* _EXERCISE INSTRUCTIONS_
Each entry in the material below should be copied without any alteration.

* _INFORMATION_
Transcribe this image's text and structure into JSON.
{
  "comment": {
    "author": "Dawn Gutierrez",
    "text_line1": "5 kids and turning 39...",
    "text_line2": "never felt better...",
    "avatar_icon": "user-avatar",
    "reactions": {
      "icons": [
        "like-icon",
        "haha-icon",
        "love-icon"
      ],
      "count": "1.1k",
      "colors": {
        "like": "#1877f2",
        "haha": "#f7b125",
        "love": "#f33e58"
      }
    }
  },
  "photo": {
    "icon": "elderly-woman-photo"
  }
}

* _ANSWER SECTION_
Transcribe this image's text and structure into JSON.
{
  "comment": {
    "author": "Dawn Gutierrez",
    "text_line1": "5 kids and turning 39...",
    "text_line2": "never felt better...",
    "avatar_icon": "user-avatar",
    "reactions": {
      "icons": [
        "like-icon",
        "haha-icon",
        "love-icon"
      ],
      "count": "1.1k",
      "colors": {
        "like": "#1877f2",
        "haha": "#f7b125",
        "love": "#f33e58"
      }
    }
  },
  "photo": {
    "icon": "elderly-woman-photo"
  }
}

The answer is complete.